Required work: Would you show every line from the records that holds "hashFunc"?

Records to process:

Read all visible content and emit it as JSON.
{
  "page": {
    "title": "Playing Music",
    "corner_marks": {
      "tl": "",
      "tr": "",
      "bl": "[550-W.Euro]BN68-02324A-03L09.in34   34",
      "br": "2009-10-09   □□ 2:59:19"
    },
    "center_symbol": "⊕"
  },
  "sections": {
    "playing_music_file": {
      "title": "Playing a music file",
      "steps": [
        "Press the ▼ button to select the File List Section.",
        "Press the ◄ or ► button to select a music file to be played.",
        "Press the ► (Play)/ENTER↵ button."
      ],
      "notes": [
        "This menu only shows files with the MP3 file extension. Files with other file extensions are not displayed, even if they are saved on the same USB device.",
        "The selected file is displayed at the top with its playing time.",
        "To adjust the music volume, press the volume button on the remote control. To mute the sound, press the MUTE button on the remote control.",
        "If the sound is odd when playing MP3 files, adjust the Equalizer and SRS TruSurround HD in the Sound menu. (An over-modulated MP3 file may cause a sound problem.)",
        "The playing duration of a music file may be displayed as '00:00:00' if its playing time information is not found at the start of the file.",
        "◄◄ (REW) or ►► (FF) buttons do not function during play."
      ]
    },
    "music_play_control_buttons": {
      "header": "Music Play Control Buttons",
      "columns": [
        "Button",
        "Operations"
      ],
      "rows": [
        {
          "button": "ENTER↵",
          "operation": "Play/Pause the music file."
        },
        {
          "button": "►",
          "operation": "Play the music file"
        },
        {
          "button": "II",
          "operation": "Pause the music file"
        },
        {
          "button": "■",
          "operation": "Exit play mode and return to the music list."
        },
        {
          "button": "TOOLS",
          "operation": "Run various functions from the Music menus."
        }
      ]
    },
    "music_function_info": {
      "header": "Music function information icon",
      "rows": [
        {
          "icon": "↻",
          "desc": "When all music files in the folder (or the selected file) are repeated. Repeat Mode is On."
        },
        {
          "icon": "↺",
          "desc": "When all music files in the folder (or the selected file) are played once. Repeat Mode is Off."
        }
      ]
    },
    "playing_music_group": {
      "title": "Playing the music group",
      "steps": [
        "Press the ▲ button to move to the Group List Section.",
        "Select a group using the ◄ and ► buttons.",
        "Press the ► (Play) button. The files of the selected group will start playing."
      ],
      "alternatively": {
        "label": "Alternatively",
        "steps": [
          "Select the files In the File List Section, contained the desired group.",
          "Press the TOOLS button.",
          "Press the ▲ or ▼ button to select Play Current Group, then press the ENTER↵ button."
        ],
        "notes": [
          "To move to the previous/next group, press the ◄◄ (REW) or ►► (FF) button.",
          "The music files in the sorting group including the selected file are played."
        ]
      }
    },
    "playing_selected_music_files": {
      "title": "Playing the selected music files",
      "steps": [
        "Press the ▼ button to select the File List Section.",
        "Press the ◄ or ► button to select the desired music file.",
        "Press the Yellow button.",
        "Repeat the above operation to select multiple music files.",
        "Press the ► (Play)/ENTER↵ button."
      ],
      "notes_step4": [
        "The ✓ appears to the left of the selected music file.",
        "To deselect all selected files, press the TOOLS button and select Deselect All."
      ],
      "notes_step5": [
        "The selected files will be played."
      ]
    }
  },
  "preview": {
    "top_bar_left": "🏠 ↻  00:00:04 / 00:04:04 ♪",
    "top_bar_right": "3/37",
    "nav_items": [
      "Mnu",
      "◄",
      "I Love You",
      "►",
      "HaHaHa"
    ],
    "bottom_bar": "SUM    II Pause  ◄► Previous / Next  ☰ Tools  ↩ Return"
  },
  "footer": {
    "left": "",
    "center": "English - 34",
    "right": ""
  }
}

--

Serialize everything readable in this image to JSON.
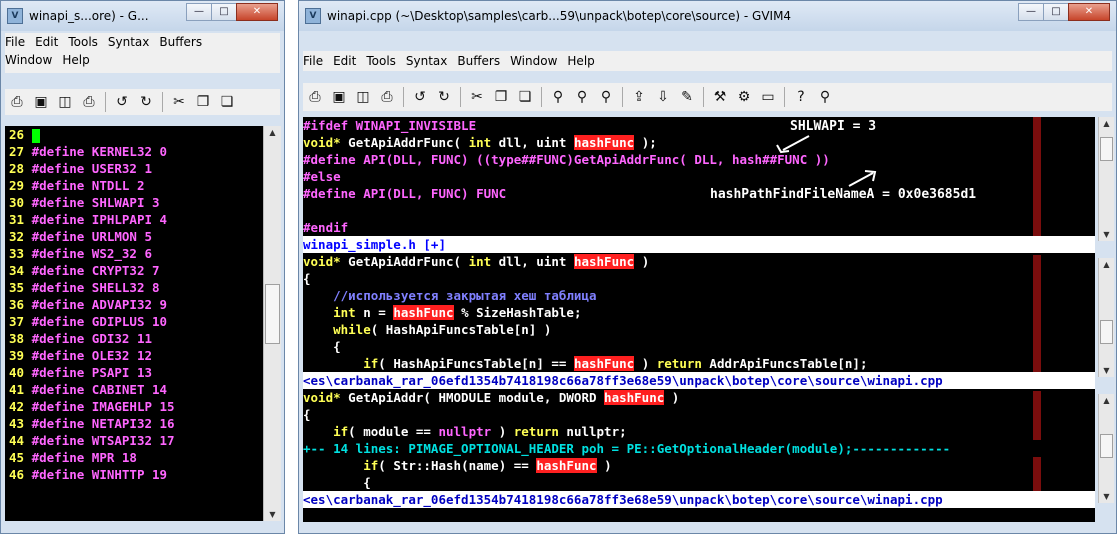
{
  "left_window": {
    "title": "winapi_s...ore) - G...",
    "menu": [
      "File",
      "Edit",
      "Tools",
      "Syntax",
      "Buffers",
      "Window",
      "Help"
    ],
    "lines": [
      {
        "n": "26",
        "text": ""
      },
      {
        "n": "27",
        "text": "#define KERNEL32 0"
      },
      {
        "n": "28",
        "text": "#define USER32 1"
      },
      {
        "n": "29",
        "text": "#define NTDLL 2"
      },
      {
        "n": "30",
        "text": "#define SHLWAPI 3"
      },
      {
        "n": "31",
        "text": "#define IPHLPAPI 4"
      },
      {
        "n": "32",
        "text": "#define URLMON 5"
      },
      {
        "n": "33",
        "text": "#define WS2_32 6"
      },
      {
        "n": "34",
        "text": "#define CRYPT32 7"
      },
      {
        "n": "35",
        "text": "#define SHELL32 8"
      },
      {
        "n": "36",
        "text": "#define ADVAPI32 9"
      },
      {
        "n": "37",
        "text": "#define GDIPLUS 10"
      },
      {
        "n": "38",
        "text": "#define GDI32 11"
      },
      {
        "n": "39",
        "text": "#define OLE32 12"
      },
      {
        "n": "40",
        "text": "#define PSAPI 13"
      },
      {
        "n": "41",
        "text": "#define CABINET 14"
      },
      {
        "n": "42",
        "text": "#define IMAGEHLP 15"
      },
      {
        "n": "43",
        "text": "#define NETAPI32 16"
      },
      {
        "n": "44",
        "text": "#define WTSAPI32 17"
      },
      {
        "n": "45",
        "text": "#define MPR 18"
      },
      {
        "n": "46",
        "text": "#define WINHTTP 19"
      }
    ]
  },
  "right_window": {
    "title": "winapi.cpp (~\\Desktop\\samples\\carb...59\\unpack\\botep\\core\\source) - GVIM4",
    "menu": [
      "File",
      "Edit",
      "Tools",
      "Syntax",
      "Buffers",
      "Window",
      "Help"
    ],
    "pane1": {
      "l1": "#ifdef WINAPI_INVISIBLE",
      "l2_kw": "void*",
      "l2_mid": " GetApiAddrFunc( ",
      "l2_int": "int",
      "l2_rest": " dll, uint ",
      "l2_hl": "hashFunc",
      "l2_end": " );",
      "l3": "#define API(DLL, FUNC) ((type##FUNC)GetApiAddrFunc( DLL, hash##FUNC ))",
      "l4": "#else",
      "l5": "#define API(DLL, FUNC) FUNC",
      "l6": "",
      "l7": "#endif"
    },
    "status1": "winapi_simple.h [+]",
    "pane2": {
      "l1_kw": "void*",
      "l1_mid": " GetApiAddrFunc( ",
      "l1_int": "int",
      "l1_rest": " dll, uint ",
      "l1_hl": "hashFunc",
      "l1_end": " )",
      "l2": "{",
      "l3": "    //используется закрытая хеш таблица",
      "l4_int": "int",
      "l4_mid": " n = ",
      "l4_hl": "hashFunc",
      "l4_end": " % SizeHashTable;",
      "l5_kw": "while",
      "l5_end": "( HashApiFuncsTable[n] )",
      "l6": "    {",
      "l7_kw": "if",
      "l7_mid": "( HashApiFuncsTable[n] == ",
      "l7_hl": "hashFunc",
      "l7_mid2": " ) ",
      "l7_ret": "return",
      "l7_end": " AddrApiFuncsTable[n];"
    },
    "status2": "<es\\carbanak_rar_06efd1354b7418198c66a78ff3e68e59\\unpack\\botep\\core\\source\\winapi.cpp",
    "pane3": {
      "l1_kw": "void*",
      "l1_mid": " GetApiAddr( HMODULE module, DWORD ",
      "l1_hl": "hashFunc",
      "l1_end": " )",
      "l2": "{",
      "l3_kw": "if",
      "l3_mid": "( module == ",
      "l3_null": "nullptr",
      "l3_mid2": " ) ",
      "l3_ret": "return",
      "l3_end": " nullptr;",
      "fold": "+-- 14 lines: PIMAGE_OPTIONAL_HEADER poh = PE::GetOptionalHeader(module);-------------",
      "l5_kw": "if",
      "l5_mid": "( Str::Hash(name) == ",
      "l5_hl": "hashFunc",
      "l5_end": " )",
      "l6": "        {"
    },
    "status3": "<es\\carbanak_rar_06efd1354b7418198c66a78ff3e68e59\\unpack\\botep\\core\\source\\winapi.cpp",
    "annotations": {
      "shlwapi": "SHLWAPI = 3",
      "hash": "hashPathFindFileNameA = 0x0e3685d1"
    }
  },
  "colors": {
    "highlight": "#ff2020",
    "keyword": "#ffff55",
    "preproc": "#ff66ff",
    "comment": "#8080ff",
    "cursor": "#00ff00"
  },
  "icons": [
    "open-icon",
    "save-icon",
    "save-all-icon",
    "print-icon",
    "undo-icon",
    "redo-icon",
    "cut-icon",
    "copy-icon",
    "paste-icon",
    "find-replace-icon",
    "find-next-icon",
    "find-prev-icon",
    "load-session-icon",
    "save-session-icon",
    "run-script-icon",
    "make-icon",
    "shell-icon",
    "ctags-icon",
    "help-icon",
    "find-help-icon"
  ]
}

Answer area:
      "l2_hl": "hashFunc",
      "l1_hl": "hashFunc",
      "l4_hl": "hashFunc",
      "l7_hl": "hashFunc",
      "l1_hl": "hashFunc",
      "l5_hl": "hashFunc",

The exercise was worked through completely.